Cellared in Canada – Wikipedia
Category of Canadian wine
Depending on the province in which it is produced, Cellared in Canada is a category of Canadian wine that is produced with varying quantities of foreign bulk wine and Canadian wine. These wines are often sold in government-run liquor stores in sections designated as “Canadian wine”. In British Columbia, Cellared in Canada wine may be produced from 100 percent foreign content with grapes grown from Washington State, California, South Africa,Argentina, Chile. and possibly even China. In Ontario, Cellared in Canada wine is allowed to be produced from a blend of no more than 60 percent foreign-sourced content. Within the 40 percent Ontario content, dilution with water is not allowed. The only indication of origin is found on the back of the bottle, with a term such as “Cellared in Canada from international and domestic wines”. Other permitted terms are “Product of Canada” and “Vinted in Canada”.
In Ontario, as of April 1, 2014, the wineries which existed prior to 1993 will be allowed to produce “International – Canadian blends” which contain no more than 75% foreign content (meaning that they in fact contain only 25% Ontario wine, which may be from labrusca varieties). Historically, this percentage has fluctuated wildly, due to periodic shortages and surpluses of Ontario grapes, and lobbying by both the grape growers and the producers.
Under the “International – Canadian blend” or “Cellared in Canada” name, Canadian wine producers can import pre-fermented grape must from grapes grown in other countries to produce wines under their own wine label. These wines are then designated as being made or “cellared” in Canada, even though they contain a fraction of Canadian-grown grape (or in British Columbia, no Canadian-grown grapes). The advantage to the producer is lower production costs, and higher profit from these wines. Large wine-producing estates such as Jackson-Triggs (owned by Constellation Brands), Peller Estates, Mission Hill Winery, Diamond Estates, Colio, Pelee Island have made widespread use of this designation.
The “Cellared in Canada” practice originated in the early years of the Canadian wine industry in the 1980s. During this period grape growers received incentives to pull out existing plantings of Vitis labrusca and replace them with Vitis vinifera, which is more suitable for winemaking. The Canadian government granted permission to wine producers to import from foreign grape sources while they waited for the new V. vinifera plantings to mature and develop. Even as viticulture in Canada continued to expand, with more available sources of local grapes, the practice was permitted as a buffer against the financial impact of inclement weather that could devastate the local crop and cause shortages. Although the original rationale no longer holds true, the practice is still used by large wine companies.
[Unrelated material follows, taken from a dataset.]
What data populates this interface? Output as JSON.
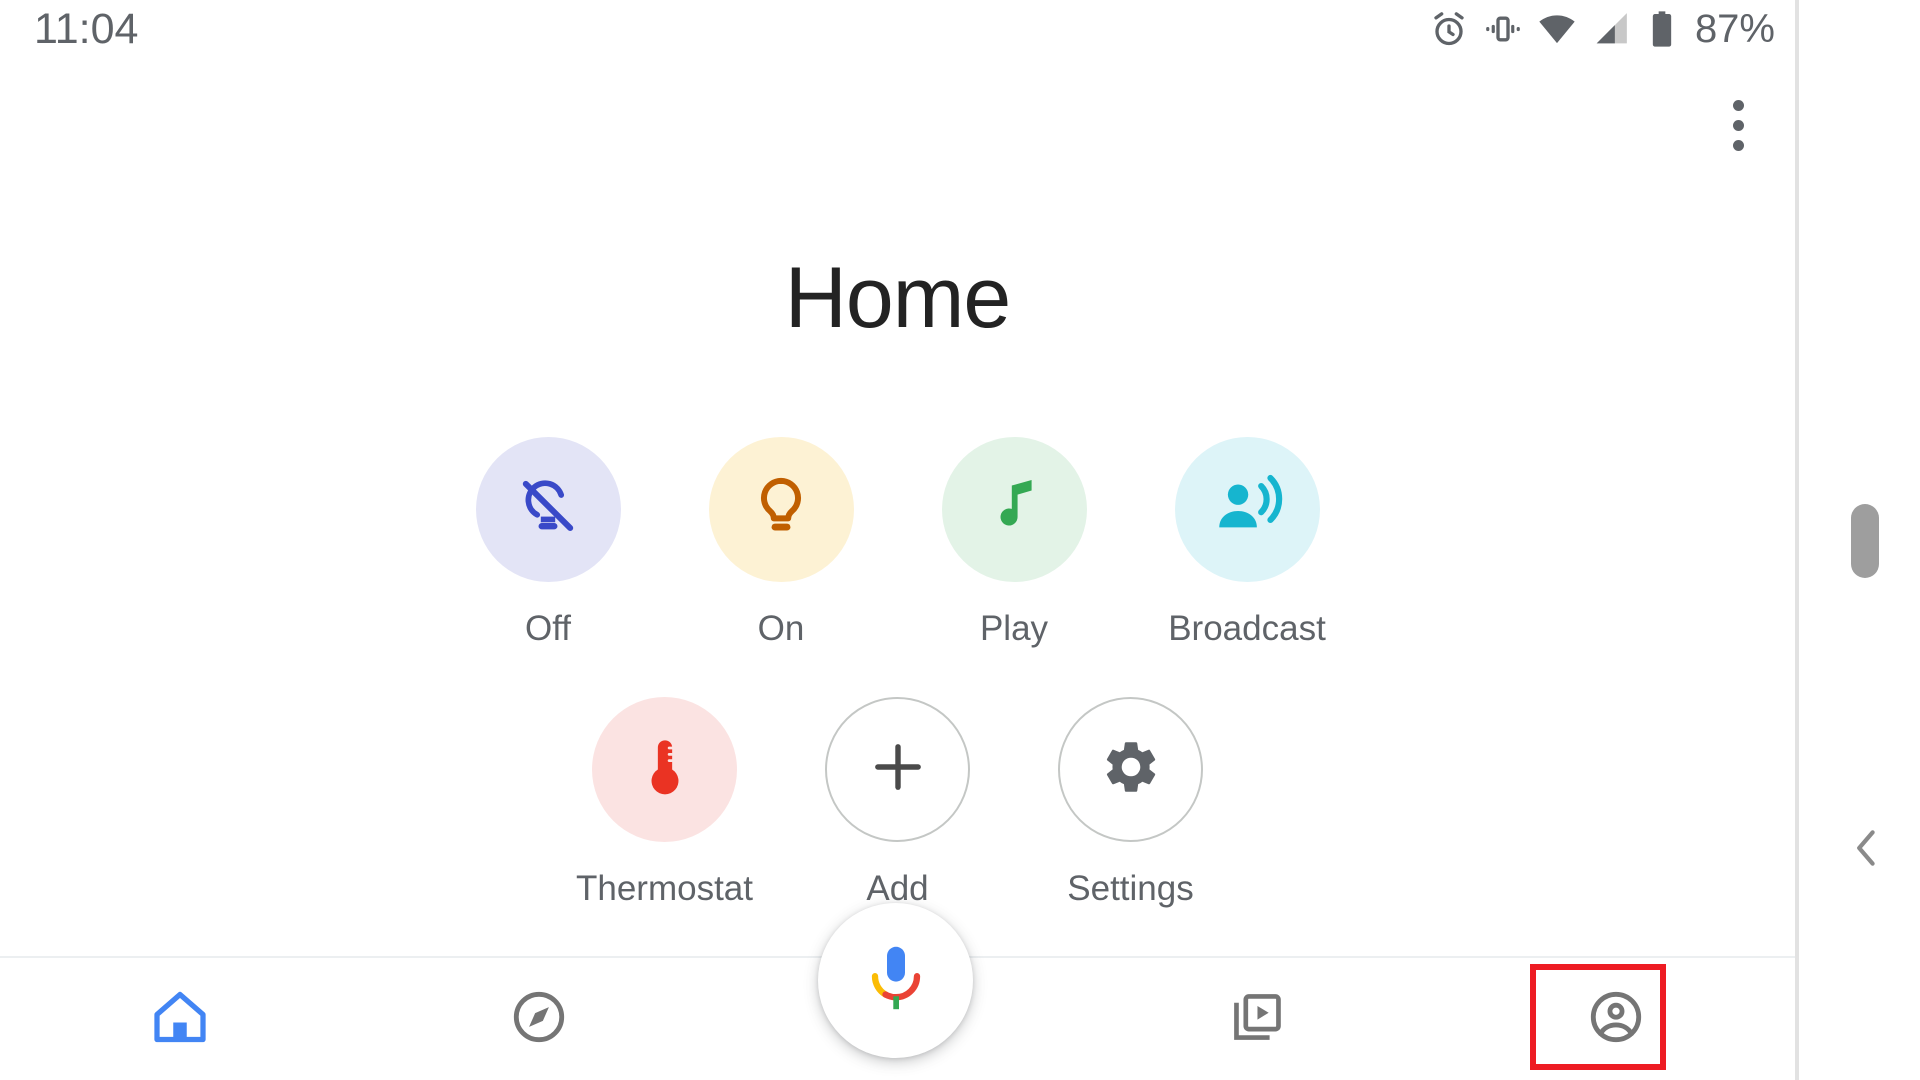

In late 2009, local and international criticism of the “Cellared in Canada” practice emerged. Grape growers in Ontario protested the practice as a threat to their livelihood, as thousands of tons of Canadian grapes were left rotting on the vine because producers were using imported grapes to make wine labeled as “Canadian”. Wine producers who do not use the “Cellared in Canada” designation criticize the practice as misleading consumers, and tarnishing the reputation of Canadian wines overall.
Producers and growers in Canada have petitioned the government for several changes, such as making the origin of grapes for “Cellared in Canada” wine clearer on the wine label and increasing the visibility of 100% Canadian wines produced by members of the Vintners Quality Alliance (VQA) in province-run liquor stores. As of August 2009, the stores of the Liquor Control Board of Ontario (LCBO) featured less than 2.5% Canadian wine produced by VQA members, with the vast majority of its wines produced under the “Cellared in Canada” designation. In LCBO stores, such wines are required to be under signage which says “International Canadian Blends”, although stock is often incorrectly signed.
Wine producers who use the “Cellared in Canada” designation claim that it is a vital business component that allows them to compete in the “under $10” price category. An executive at Arterra, which produces wine in Canada under labels such as Jackson-Triggs and Inniskillin, has claimed that the “Cellared in Canada” practice is a necessity due to the country having too many grapes planted (producing a wine lake effect), with growers charging prices “too high” to be competitive in the market.